:: Task to complete ::
Please count the lines in the listing below where the word "note" appears. Give the number only.

:: Data ::

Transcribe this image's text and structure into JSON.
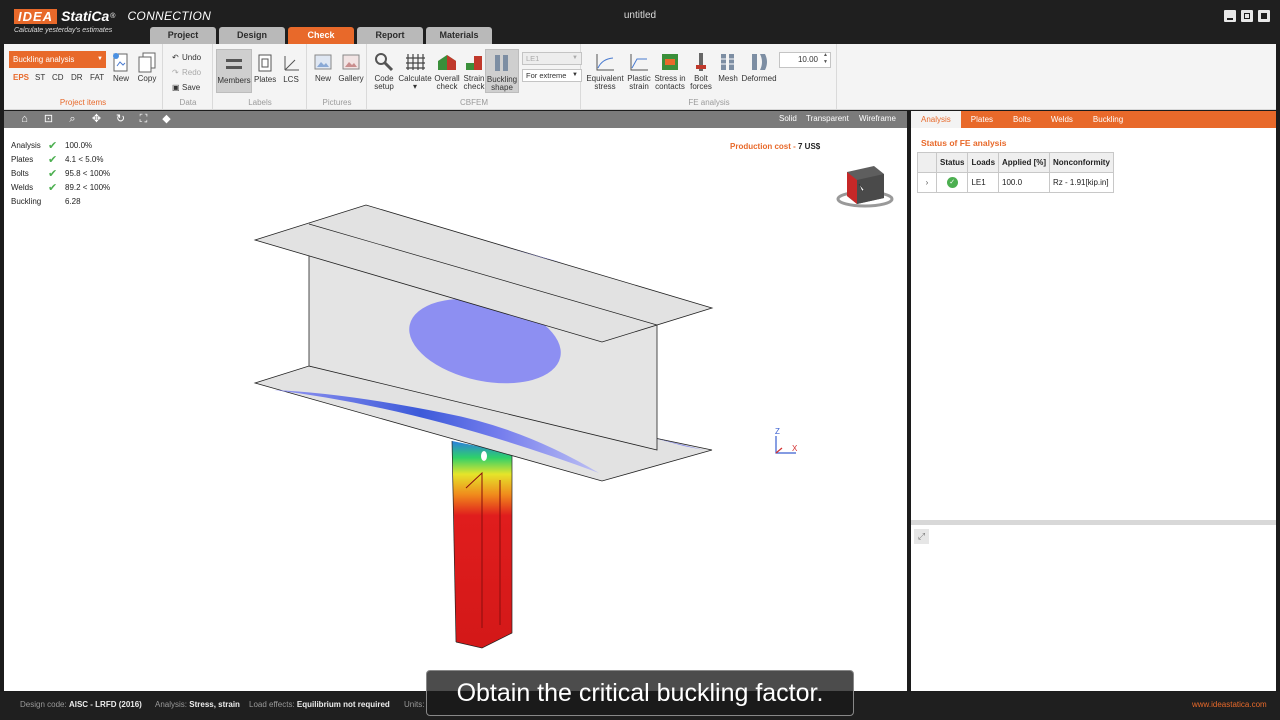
{
  "app": {
    "logo_idea": "IDEA",
    "logo_statica": "StatiCa",
    "logo_reg": "®",
    "product": "CONNECTION",
    "slogan": "Calculate yesterday's estimates",
    "document_title": "untitled"
  },
  "tabs": [
    {
      "label": "Project",
      "active": false
    },
    {
      "label": "Design",
      "active": false
    },
    {
      "label": "Check",
      "active": true
    },
    {
      "label": "Report",
      "active": false
    },
    {
      "label": "Materials",
      "active": false
    }
  ],
  "ribbon": {
    "project_items": {
      "check_type": "Buckling analysis",
      "check_tabs": [
        "EPS",
        "ST",
        "CD",
        "DR",
        "FAT"
      ],
      "active_check_tab": "EPS",
      "new_label": "New",
      "copy_label": "Copy",
      "group_label": "Project items"
    },
    "data": {
      "undo": "Undo",
      "redo": "Redo",
      "save": "Save",
      "group_label": "Data"
    },
    "labels": {
      "members": "Members",
      "plates": "Plates",
      "lcs": "LCS",
      "group_label": "Labels"
    },
    "pictures": {
      "new": "New",
      "gallery": "Gallery",
      "group_label": "Pictures"
    },
    "cbfem": {
      "code_setup_1": "Code",
      "code_setup_2": "setup",
      "calculate": "Calculate",
      "overall_1": "Overall",
      "overall_2": "check",
      "strain_1": "Strain",
      "strain_2": "check",
      "buckling_1": "Buckling",
      "buckling_2": "shape",
      "load_case": "LE1",
      "extreme": "For extreme",
      "group_label": "CBFEM"
    },
    "fe_analysis": {
      "equivalent_1": "Equivalent",
      "equivalent_2": "stress",
      "plastic_1": "Plastic",
      "plastic_2": "strain",
      "contacts_1": "Stress in",
      "contacts_2": "contacts",
      "bolt_1": "Bolt",
      "bolt_2": "forces",
      "mesh": "Mesh",
      "deformed": "Deformed",
      "scale": "10.00",
      "group_label": "FE analysis"
    }
  },
  "viewport": {
    "modes": [
      "Solid",
      "Transparent",
      "Wireframe"
    ],
    "results": [
      {
        "label": "Analysis",
        "ok": true,
        "value": "100.0%"
      },
      {
        "label": "Plates",
        "ok": true,
        "value": "4.1 < 5.0%"
      },
      {
        "label": "Bolts",
        "ok": true,
        "value": "95.8 < 100%"
      },
      {
        "label": "Welds",
        "ok": true,
        "value": "89.2 < 100%"
      },
      {
        "label": "Buckling",
        "ok": false,
        "value": "6.28"
      }
    ],
    "production_cost_label": "Production cost",
    "production_cost_sep": " - ",
    "production_cost_value": "7 US$",
    "axis_z": "Z",
    "axis_x": "X"
  },
  "panel": {
    "tabs": [
      "Analysis",
      "Plates",
      "Bolts",
      "Welds",
      "Buckling"
    ],
    "active_tab": "Analysis",
    "title": "Status of FE analysis",
    "columns": [
      "Status",
      "Loads",
      "Applied [%]",
      "Nonconformity"
    ],
    "rows": [
      {
        "load": "LE1",
        "applied": "100.0",
        "nonconformity": "Rz - 1.91[kip.in]"
      }
    ]
  },
  "statusbar": {
    "design_code_label": "Design code:",
    "design_code": "AISC - LRFD (2016)",
    "analysis_label": "Analysis:",
    "analysis": "Stress, strain",
    "load_effects_label": "Load effects:",
    "load_effects": "Equilibrium not required",
    "units_label": "Units:",
    "website": "www.ideastatica.com"
  },
  "subtitle": "Obtain the critical buckling factor.",
  "colors": {
    "accent": "#e8692a",
    "ok": "#4caf50"
  }
}
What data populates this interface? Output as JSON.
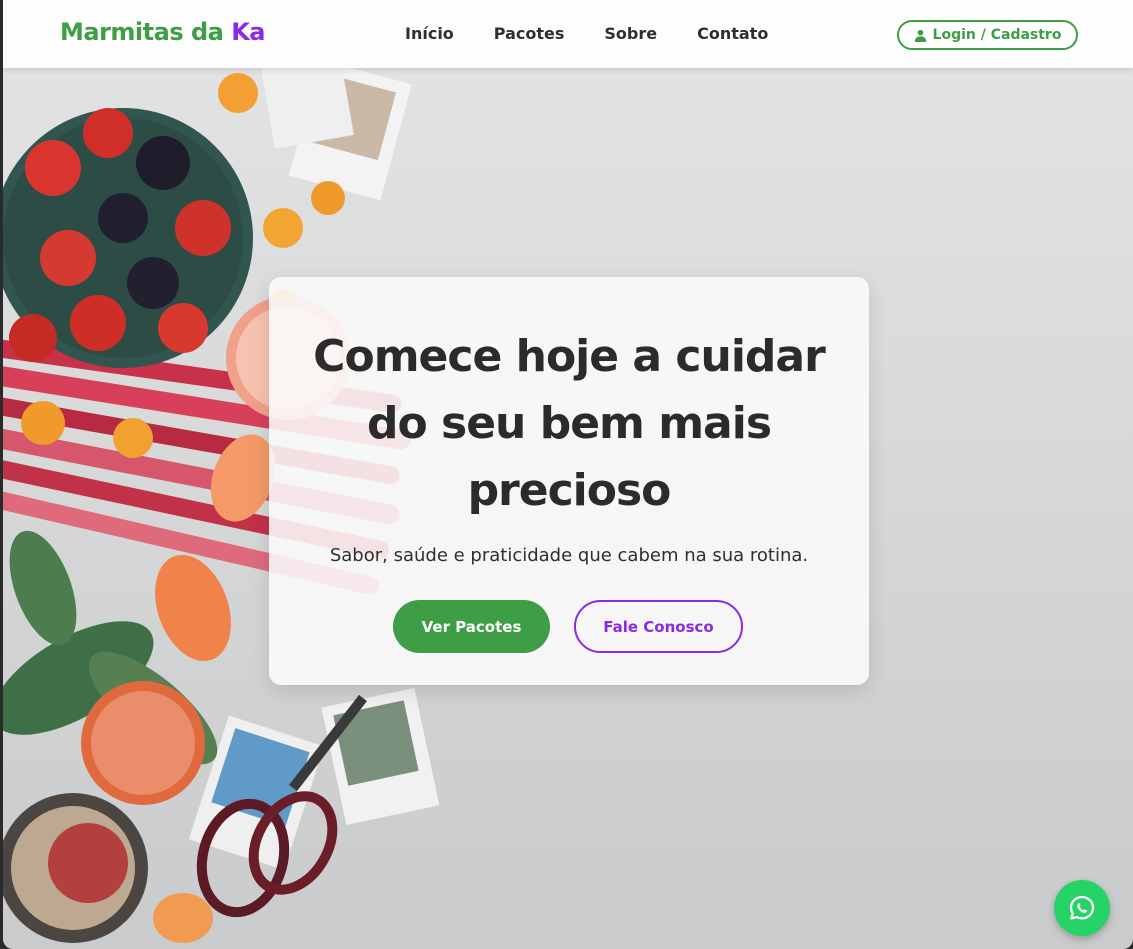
{
  "brand": {
    "name_part1": "Marmitas da ",
    "name_part2": "Ka"
  },
  "nav": {
    "links": [
      "Início",
      "Pacotes",
      "Sobre",
      "Contato"
    ],
    "login_label": "Login / Cadastro"
  },
  "hero": {
    "title": "Comece hoje a cuidar do seu bem mais precioso",
    "subtitle": "Sabor, saúde e praticidade que cabem na sua rotina.",
    "primary_cta": "Ver Pacotes",
    "secondary_cta": "Fale Conosco"
  },
  "floating": {
    "whatsapp_icon": "whatsapp-icon"
  },
  "colors": {
    "brand_green": "#3e9e46",
    "brand_purple": "#8a2be2",
    "whatsapp_green": "#25d366"
  }
}
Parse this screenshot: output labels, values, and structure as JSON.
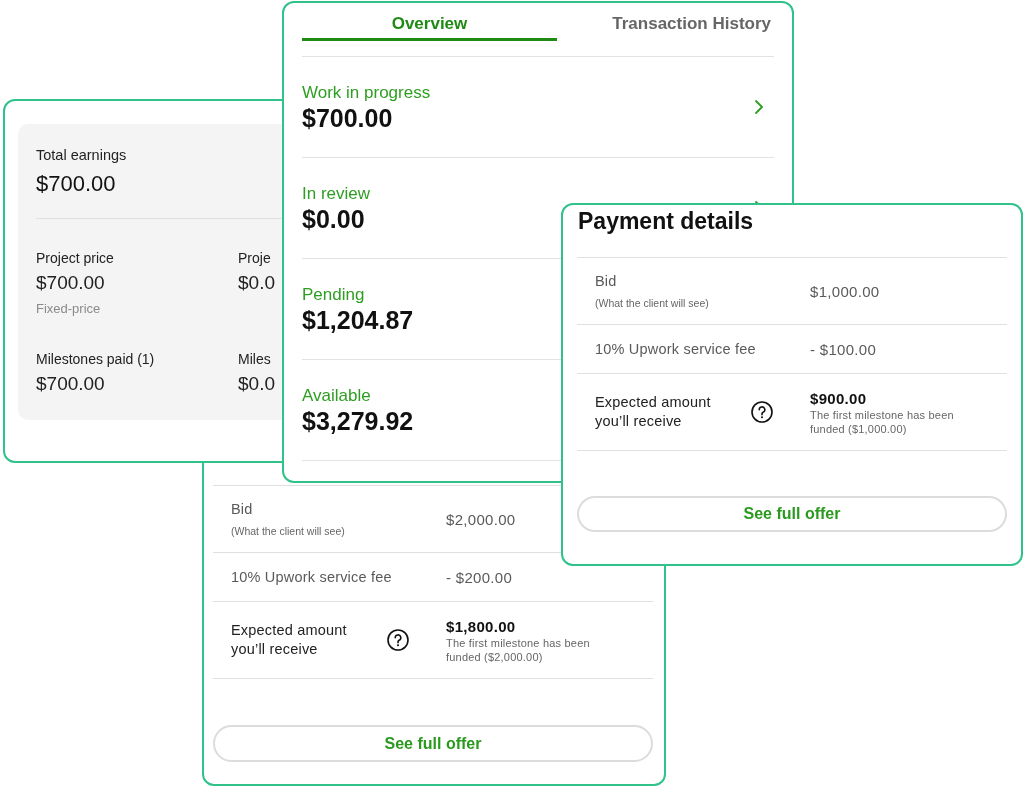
{
  "balance_card": {
    "tabs": [
      {
        "label": "Overview",
        "selected": true
      },
      {
        "label": "Transaction History",
        "selected": false
      }
    ],
    "rows": [
      {
        "label": "Work in progress",
        "amount": "$700.00"
      },
      {
        "label": "In review",
        "amount": "$0.00"
      },
      {
        "label": "Pending",
        "amount": "$1,204.87"
      },
      {
        "label": "Available",
        "amount": "$3,279.92"
      }
    ]
  },
  "earnings_card": {
    "total_label": "Total earnings",
    "total_amount": "$700.00",
    "stats": [
      {
        "label": "Project price",
        "amount": "$700.00",
        "note": "Fixed-price"
      },
      {
        "label": "Proje",
        "amount": "$0.0"
      },
      {
        "label": "Milestones paid (1)",
        "amount": "$700.00"
      },
      {
        "label": "Miles",
        "amount": "$0.0"
      }
    ]
  },
  "offer_cards": [
    {
      "title": "Payment details",
      "rows": [
        {
          "kind": "bid",
          "label": "Bid",
          "sublabel": "(What the client will see)",
          "value": "$1,000.00"
        },
        {
          "kind": "fee",
          "label": "10% Upwork service fee",
          "value": "- $100.00"
        },
        {
          "kind": "expected",
          "label": "Expected amount you’ll receive",
          "value": "$900.00",
          "note": "The first milestone has been funded ($1,000.00)"
        }
      ],
      "button": "See full offer"
    },
    {
      "rows": [
        {
          "kind": "bid",
          "label": "Bid",
          "sublabel": "(What the client will see)",
          "value": "$2,000.00"
        },
        {
          "kind": "fee",
          "label": "10% Upwork service fee",
          "value": "- $200.00"
        },
        {
          "kind": "expected",
          "label": "Expected amount you’ll receive",
          "value": "$1,800.00",
          "note": "The first milestone has been funded ($2,000.00)"
        }
      ],
      "button": "See full offer"
    }
  ]
}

:: Task result ::
3